Stored records:
┏━━

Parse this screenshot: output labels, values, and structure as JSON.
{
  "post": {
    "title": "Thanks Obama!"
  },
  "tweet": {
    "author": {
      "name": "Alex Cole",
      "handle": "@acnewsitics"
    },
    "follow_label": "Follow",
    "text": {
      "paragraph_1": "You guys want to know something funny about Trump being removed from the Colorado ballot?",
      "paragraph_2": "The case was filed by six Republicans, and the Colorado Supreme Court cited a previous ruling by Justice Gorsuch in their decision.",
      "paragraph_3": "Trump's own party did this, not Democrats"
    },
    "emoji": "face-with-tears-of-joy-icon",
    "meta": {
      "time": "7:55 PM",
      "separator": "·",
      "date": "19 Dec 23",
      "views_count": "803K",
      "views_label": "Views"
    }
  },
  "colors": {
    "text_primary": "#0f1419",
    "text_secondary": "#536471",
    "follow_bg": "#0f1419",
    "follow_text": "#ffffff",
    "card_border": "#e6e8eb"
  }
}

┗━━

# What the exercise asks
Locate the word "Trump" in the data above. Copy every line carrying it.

# Solution below
      "paragraph_1": "You guys want to know something funny about Trump being removed from the Colorado ballot?",
      "paragraph_3": "Trump's own party did this, not Democrats"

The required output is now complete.